A very nice article in the Washington Post this week about “who stills smokes today.”
First of all, the good news. According to the Post article, which got its numbers from the Centers for Disease Control, the smoking rate in the U.S. has dropped to 16.8 percent. That’s the lowest I’ve ever seen. It was only about four years ago when the smoking rate finally dropped dropped below 20 percent (officially 2010). When I began blogging about tobacco about 10 years ago, the smoking rate was about 22 percent. The smoking rate dropped below 25 percent for good in 1995 and dropped below 30 percent in 1987 . .. see how slowly the smoking rate was dropping compared to the past few years?
This is fantastic news. I’m guessing one major factor for the escalating drop in the smoking rate is the rising popularity of e-cigs. E-cigs are fine for people trying to quit cigarettes, in my opinion, but it also sucks that so many teenagers are taking up e-cigs rather than cigarettes. Nicotine addiction is nicotine addiction … and it’s never a a good thing.

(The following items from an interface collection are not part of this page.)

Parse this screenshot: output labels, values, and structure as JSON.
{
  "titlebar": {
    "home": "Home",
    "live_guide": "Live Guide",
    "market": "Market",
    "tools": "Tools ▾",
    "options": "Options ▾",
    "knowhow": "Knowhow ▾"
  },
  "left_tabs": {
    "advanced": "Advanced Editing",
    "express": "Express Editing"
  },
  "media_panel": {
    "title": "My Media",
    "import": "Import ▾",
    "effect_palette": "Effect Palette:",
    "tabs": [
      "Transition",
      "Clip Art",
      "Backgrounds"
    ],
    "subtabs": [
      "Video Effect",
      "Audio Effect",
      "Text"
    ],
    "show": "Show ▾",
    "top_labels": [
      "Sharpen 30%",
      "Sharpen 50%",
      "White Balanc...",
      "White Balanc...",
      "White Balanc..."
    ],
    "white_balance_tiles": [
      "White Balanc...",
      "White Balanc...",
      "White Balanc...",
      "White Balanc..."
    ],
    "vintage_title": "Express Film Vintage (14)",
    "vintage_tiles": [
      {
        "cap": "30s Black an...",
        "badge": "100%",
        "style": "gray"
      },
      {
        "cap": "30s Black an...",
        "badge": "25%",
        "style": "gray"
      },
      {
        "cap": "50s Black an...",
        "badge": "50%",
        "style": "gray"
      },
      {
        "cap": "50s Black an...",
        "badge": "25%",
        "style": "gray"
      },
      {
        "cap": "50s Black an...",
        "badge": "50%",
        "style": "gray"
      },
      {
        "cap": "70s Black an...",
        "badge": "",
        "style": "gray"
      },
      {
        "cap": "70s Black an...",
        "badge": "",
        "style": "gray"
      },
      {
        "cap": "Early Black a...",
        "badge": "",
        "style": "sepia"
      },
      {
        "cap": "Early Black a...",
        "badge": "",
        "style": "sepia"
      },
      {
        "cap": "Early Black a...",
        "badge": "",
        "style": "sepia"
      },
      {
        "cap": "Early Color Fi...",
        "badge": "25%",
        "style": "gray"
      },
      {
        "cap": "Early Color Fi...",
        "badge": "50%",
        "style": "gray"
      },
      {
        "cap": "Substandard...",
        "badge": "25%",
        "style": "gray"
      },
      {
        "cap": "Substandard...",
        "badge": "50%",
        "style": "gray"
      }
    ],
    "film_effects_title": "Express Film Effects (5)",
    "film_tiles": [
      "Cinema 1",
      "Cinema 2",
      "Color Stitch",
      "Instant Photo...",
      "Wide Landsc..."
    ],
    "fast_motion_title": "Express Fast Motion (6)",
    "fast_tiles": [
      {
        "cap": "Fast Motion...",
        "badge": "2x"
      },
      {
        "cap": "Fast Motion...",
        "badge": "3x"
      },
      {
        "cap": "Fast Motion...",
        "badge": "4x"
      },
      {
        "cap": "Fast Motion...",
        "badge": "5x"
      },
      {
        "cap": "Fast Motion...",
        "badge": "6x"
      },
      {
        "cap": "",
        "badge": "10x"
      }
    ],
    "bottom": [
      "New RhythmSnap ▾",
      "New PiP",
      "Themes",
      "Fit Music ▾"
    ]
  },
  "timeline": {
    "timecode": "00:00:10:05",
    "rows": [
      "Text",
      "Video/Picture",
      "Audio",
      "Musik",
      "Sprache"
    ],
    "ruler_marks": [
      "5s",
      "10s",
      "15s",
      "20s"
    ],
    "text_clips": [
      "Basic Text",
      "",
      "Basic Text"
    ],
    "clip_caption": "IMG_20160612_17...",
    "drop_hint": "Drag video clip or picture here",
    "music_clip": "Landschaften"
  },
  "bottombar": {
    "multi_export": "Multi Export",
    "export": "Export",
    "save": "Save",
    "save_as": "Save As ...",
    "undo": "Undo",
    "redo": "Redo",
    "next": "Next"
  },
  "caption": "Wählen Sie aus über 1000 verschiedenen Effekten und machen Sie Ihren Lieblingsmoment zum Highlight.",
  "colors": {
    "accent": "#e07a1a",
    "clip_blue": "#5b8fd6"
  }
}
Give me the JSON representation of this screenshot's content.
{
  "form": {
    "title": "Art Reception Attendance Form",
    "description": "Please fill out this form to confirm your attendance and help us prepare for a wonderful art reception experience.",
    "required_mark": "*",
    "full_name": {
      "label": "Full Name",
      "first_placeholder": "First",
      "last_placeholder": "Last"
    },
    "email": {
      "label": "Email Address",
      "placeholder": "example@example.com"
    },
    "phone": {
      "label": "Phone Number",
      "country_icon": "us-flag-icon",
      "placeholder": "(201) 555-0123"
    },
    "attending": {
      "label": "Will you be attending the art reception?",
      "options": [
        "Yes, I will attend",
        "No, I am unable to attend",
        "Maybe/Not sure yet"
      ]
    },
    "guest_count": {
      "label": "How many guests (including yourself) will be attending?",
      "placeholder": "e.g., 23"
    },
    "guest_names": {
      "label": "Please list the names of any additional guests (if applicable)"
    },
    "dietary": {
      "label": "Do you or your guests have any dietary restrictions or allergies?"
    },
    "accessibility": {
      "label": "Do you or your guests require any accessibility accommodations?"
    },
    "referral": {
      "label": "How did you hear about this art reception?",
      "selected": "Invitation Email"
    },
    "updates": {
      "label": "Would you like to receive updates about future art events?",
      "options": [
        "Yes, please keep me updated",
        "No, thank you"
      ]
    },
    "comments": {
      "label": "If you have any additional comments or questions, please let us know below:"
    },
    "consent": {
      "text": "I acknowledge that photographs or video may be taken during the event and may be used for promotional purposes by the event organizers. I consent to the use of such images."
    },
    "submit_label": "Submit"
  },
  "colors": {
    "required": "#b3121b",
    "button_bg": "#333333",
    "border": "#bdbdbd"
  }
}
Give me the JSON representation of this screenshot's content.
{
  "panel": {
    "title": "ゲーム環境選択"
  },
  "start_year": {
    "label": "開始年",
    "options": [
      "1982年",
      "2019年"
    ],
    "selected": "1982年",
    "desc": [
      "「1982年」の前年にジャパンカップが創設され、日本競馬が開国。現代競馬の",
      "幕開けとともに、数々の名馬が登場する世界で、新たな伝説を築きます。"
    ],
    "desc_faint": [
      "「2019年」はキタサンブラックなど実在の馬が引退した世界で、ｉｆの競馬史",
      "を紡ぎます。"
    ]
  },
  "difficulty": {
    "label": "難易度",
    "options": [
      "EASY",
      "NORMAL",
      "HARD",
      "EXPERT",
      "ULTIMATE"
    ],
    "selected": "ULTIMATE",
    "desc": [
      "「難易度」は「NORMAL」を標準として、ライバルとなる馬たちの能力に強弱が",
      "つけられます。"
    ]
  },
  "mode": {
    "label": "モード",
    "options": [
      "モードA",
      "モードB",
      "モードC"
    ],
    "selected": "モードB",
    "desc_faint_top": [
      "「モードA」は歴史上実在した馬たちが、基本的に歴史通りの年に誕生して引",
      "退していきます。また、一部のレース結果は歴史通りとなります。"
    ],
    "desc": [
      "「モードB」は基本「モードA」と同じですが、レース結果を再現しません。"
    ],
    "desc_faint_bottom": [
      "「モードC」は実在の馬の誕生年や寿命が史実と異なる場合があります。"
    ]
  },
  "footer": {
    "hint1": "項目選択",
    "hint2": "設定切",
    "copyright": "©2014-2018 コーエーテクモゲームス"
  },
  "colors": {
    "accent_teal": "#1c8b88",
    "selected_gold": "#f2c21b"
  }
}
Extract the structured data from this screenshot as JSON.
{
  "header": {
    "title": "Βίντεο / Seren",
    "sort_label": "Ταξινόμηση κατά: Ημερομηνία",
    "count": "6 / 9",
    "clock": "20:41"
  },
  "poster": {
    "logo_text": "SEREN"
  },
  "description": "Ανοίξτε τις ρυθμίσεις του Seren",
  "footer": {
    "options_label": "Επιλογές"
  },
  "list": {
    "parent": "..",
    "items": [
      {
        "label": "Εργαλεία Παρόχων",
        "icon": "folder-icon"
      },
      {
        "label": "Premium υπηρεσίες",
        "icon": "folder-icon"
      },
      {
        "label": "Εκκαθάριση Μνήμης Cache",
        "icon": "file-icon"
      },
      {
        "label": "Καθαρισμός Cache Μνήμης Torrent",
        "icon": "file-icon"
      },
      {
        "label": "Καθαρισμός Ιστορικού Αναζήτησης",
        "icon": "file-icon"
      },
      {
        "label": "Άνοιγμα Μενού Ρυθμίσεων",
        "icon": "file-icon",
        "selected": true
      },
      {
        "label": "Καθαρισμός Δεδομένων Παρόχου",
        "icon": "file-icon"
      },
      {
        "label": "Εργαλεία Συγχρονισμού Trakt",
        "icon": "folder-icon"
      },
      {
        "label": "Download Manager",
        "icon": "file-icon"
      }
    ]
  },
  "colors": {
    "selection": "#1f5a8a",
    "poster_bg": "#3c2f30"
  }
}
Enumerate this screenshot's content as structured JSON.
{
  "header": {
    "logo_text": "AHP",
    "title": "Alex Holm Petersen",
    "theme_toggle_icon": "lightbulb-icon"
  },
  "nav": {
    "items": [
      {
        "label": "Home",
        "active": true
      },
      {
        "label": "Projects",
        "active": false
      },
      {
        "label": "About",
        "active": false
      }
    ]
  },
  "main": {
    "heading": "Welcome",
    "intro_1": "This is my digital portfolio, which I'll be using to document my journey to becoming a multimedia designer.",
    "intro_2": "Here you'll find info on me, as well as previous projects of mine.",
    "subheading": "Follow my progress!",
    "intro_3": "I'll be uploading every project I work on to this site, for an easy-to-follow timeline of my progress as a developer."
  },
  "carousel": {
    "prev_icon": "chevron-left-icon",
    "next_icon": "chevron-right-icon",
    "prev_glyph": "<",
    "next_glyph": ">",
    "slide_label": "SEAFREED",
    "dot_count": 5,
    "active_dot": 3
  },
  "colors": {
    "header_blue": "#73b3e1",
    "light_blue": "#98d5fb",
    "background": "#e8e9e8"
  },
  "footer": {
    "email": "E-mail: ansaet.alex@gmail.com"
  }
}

I made my own smoking chart (I rule … I can use Microsoft Works!) to further parse these numbers year-by-year. Click on it to blow it up. Notice the dramatic drop-off in the smoking rate since 2009. That’s e-cigs and higher cigarette taxes, more smoking bans and a lot less smoking in Hollywood movies all working together to drive down the smoking rate. Notice how the smoking rate flat-lined between 2004 and 2009 (In fact, the smoking rate dropped just 0.3 of a percent in those five years — from 20.9 percent to 20.6 percent.) It was a very, very frustrating time. The tobacco industry was successfully fighting anti-tobacco efforts by spending billions on advertising and marketing. After many, many battles in many state Legislatures, cigarette taxes went up and more states passed smoking bans and smoking was removed from movies marketed to kids — hence, smoking rates started declining.
Also notice a fairly steep drop in the smoking rate between 1999 and 2004 (from 23.5 percent to 20.9 percent.). I believe that’s a direct result of the notorious 1998 Master Settlement Agreement. While this agreement was roundly and justifiably criticized, in the long run, it did a lot of good, such as banning tobacco marketing icons like Joe Camel and banning product placement in Hollywood movies (shockingly, smoking still kept showing up in kids’ movies even after the practise of tobacco product placement was banned.)
Here’s a bunch of other interesting tidbits in the WashPo article. This is another issue I’ve touched but a lot of people don’t think about when it comes to smoking trends. Not only are fewer people smoking today, but those who do smoke smoke less. This is mostly because of smoking bans in most workplaces and more rental residential units not allowing smoking. And generally because smokers have become a lot more savvy about not lighting up around kids and other nonsmokers.
In 2005, 12.7 percent of smokers smoke over 30 cigarettes a day (a pack and a half). Today, that number is down to 6.9 percent of smokers. Those numbers are mind-blowing to me considering that my dad smoked at least 80 cigarettes (four packs) a day and my mom many years ago probably smoked at least 40 cigarettes a day. Between the two of them — roughly six packs a day. Barely anyone smokes even three packs a day anymore. There’s simply not many places left where you can light up cigarettes that constantly.
Another tend touched on by the WashPo article that I was already aware of (but I’m glad the Post is writing about it) … the absolute direct correlation between smoking and education. The smoking rate for people with GEDs is 43 percent. For people with a high school degree — 21.7 percent. College degree, it’s 7.9 percent and for people with post-grad degrees, 5.4 percent.
The ethnic group with the lowest smoking rate is Asians, while American Indians have the highest smoking rate at 29.2 percent. (Interestingly, Hispanics and blacks both have a lower smoking rate than whites.) Yikes, I didn’t realize that Native smoking rate was so high. That is a real problem.
Here is something that has changed dramatically from 10 years ago — and this is mostly due to e-cigs, I believe. Teens and young adults have for many years now had the highest smoking rate of any age group. No longer. The smoking rate for people aged 18-24 is now 16.7 percent. The smoking rate for people aged 25-44 is 20 percent; age 45-64 is 18 percent and age 65-over is 8.5 percent (because by that age, many smokers are facing tobacco-related illnesses and are forced to quit.). I like the fact that the smoking rate for teens and young adults is so low, but I wish it was for a better reason than more young people simply taking up e-cigs instead (and I give the WashPo credit for talking about the effect of e-cigs on the young adult smoking rate.)